**WHAT YOU SHOULD DO**
The records that follow are to be given again exactly, with their pictures omitted.

**DATA UNDER STUDY**

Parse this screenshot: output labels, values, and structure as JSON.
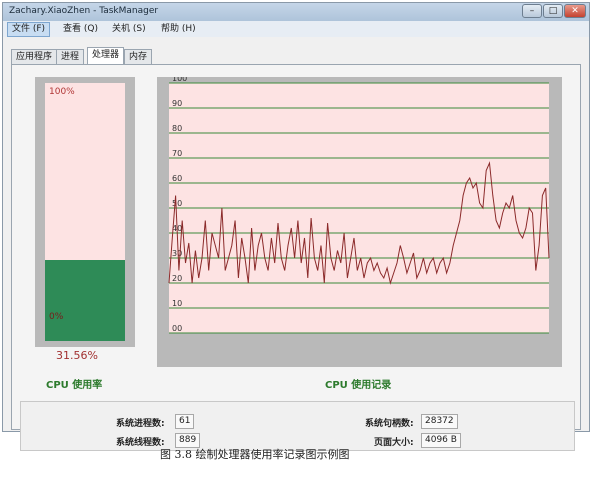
{
  "window": {
    "title": "Zachary.XiaoZhen - TaskManager",
    "controls": {
      "minimize": "–",
      "maximize": "□",
      "close": "✕"
    }
  },
  "menu": [
    {
      "label": "文件 (F)",
      "active": true
    },
    {
      "label": "查看 (Q)",
      "active": false
    },
    {
      "label": "关机 (S)",
      "active": false
    },
    {
      "label": "帮助 (H)",
      "active": false
    }
  ],
  "tabs": [
    {
      "label": "应用程序",
      "selected": false
    },
    {
      "label": "进程",
      "selected": false
    },
    {
      "label": "处理器",
      "selected": true
    },
    {
      "label": "内存",
      "selected": false
    }
  ],
  "cpu_meter": {
    "top_label": "100%",
    "bottom_label": "0%",
    "value_text": "31.56%",
    "level_percent": 31.56,
    "caption": "CPU 使用率",
    "colors": {
      "fill": "#2e8b57",
      "background": "#fde3e3"
    }
  },
  "cpu_history": {
    "caption": "CPU 使用记录",
    "colors": {
      "line": "#8b2a2a",
      "grid": "#3a8a3a",
      "background": "#fde3e3"
    }
  },
  "chart_data": {
    "type": "line",
    "ylim": [
      0,
      100
    ],
    "yticks": [
      "00",
      "10",
      "20",
      "30",
      "40",
      "50",
      "60",
      "70",
      "80",
      "90",
      "100"
    ],
    "grid": true,
    "series": [
      {
        "values": [
          20,
          38,
          55,
          25,
          45,
          28,
          36,
          20,
          33,
          22,
          30,
          45,
          25,
          40,
          35,
          30,
          50,
          25,
          30,
          35,
          45,
          22,
          38,
          30,
          20,
          42,
          25,
          35,
          40,
          30,
          25,
          38,
          28,
          44,
          30,
          25,
          35,
          42,
          30,
          45,
          28,
          38,
          22,
          46,
          30,
          25,
          35,
          20,
          44,
          30,
          25,
          33,
          28,
          40,
          22,
          30,
          38,
          25,
          30,
          22,
          28,
          30,
          25,
          28,
          24,
          22,
          26,
          20,
          24,
          28,
          35,
          30,
          24,
          28,
          32,
          22,
          25,
          30,
          24,
          28,
          30,
          24,
          28,
          30,
          24,
          28,
          35,
          40,
          45,
          55,
          60,
          62,
          58,
          60,
          52,
          50,
          65,
          68,
          55,
          45,
          42,
          48,
          52,
          50,
          55,
          45,
          40,
          38,
          42,
          50,
          48,
          25,
          35,
          55,
          58,
          30
        ]
      }
    ]
  },
  "stats": {
    "process_count": {
      "label": "系统进程数:",
      "value": "61"
    },
    "thread_count": {
      "label": "系统线程数:",
      "value": "889"
    },
    "handle_count": {
      "label": "系统句柄数:",
      "value": "28372"
    },
    "page_size": {
      "label": "页面大小:",
      "value": "4096 B"
    }
  },
  "figure_caption": "图 3.8 绘制处理器使用率记录图示例图"
}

**REPLY TO THE TASK**
Parse this screenshot: output labels, values, and structure as JSON.
{
  "window": {
    "title": "Zachary.XiaoZhen - TaskManager",
    "controls": {
      "minimize": "–",
      "maximize": "□",
      "close": "✕"
    }
  },
  "menu": [
    {
      "label": "文件 (F)",
      "active": true
    },
    {
      "label": "查看 (Q)",
      "active": false
    },
    {
      "label": "关机 (S)",
      "active": false
    },
    {
      "label": "帮助 (H)",
      "active": false
    }
  ],
  "tabs": [
    {
      "label": "应用程序",
      "selected": false
    },
    {
      "label": "进程",
      "selected": false
    },
    {
      "label": "处理器",
      "selected": true
    },
    {
      "label": "内存",
      "selected": false
    }
  ],
  "cpu_meter": {
    "top_label": "100%",
    "bottom_label": "0%",
    "value_text": "31.56%",
    "level_percent": 31.56,
    "caption": "CPU 使用率",
    "colors": {
      "fill": "#2e8b57",
      "background": "#fde3e3"
    }
  },
  "cpu_history": {
    "caption": "CPU 使用记录",
    "colors": {
      "line": "#8b2a2a",
      "grid": "#3a8a3a",
      "background": "#fde3e3"
    }
  },
  "chart_data": {
    "type": "line",
    "ylim": [
      0,
      100
    ],
    "yticks": [
      "00",
      "10",
      "20",
      "30",
      "40",
      "50",
      "60",
      "70",
      "80",
      "90",
      "100"
    ],
    "grid": true,
    "series": [
      {
        "values": [
          20,
          38,
          55,
          25,
          45,
          28,
          36,
          20,
          33,
          22,
          30,
          45,
          25,
          40,
          35,
          30,
          50,
          25,
          30,
          35,
          45,
          22,
          38,
          30,
          20,
          42,
          25,
          35,
          40,
          30,
          25,
          38,
          28,
          44,
          30,
          25,
          35,
          42,
          30,
          45,
          28,
          38,
          22,
          46,
          30,
          25,
          35,
          20,
          44,
          30,
          25,
          33,
          28,
          40,
          22,
          30,
          38,
          25,
          30,
          22,
          28,
          30,
          25,
          28,
          24,
          22,
          26,
          20,
          24,
          28,
          35,
          30,
          24,
          28,
          32,
          22,
          25,
          30,
          24,
          28,
          30,
          24,
          28,
          30,
          24,
          28,
          35,
          40,
          45,
          55,
          60,
          62,
          58,
          60,
          52,
          50,
          65,
          68,
          55,
          45,
          42,
          48,
          52,
          50,
          55,
          45,
          40,
          38,
          42,
          50,
          48,
          25,
          35,
          55,
          58,
          30
        ]
      }
    ]
  },
  "stats": {
    "process_count": {
      "label": "系统进程数:",
      "value": "61"
    },
    "thread_count": {
      "label": "系统线程数:",
      "value": "889"
    },
    "handle_count": {
      "label": "系统句柄数:",
      "value": "28372"
    },
    "page_size": {
      "label": "页面大小:",
      "value": "4096 B"
    }
  },
  "figure_caption": "图 3.8 绘制处理器使用率记录图示例图"
}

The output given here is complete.